Things have come to an unpleasantly stormy pass when the mainstream press is referring to meteorologists by political affiliation.

The New York Times‘s Dot Earth blog, with Andrew C. Revkin’s “A Republican Meteorologist Tries to Remove Liberal Label from Climate Concern,” has just one of many references to the tale of famously GOP meteorologist and global-warming believer Paul Douglas.

Putting aside the specific issue of climate change, and never mind the specifics of what Douglas has to say, the mere existence of a phrase like “Republican meteorologist” makes me cringe. Their field of study may be interdisciplinary, and they sometimes work for TV stations, but meteorologists are scientists, and science, which has always been (rightly) uncomfortable with politics, ought to stand apart from it.

It usually does. When was the last time you heard about a “Democratic microbiologist” or a “Libertarian astronomer”? A Google search will typically find such references only in heated comments, not articles. Yet when it comes to atmospheric science, our polarized discourse is requiring us to politically label this scientist in everyday discussion, because in this case the scientist feels he has to make his political views public in order to make his scientific point strongly enough.
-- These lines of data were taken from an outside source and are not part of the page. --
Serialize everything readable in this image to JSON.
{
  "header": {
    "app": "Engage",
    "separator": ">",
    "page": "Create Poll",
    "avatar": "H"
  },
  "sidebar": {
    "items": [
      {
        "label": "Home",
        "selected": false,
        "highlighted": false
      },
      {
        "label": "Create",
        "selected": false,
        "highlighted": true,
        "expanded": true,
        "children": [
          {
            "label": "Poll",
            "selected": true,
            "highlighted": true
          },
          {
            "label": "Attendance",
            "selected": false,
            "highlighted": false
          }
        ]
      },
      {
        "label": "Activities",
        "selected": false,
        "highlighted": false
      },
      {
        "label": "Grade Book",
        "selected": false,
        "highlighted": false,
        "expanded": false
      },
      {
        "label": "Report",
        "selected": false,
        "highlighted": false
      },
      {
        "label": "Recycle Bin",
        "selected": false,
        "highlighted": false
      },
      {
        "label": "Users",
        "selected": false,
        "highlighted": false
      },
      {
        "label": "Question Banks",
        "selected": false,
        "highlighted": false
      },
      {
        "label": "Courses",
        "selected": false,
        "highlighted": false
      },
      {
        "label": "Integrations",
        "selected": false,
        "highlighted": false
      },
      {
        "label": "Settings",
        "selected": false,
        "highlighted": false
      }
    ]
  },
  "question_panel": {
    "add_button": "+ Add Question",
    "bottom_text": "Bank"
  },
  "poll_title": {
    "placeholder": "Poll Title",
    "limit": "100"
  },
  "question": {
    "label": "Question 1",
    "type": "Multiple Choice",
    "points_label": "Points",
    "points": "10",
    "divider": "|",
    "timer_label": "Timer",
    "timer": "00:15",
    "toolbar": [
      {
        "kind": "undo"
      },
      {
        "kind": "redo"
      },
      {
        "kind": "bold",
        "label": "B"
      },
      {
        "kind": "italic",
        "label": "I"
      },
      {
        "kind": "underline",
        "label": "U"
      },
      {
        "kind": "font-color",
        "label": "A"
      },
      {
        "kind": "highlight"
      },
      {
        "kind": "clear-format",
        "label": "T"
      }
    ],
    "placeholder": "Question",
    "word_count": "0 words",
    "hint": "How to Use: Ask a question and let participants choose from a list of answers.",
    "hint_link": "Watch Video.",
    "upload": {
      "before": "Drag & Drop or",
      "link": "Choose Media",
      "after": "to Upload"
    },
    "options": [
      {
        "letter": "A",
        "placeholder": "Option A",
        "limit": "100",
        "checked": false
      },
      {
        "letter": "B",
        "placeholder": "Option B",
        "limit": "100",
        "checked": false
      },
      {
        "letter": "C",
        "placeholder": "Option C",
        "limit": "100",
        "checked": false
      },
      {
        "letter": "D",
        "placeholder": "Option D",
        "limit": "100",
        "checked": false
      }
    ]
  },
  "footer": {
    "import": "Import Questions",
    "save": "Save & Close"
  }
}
Revkin says that Douglas’s views “deeply echo those of Kerry Emanuel, the Republican climatologist [my emphasis] from the Massachusetts Institute of Technology…” So there’s one of those out there too. Good to know. Who knows – maybe Republican scientists predict the weather better.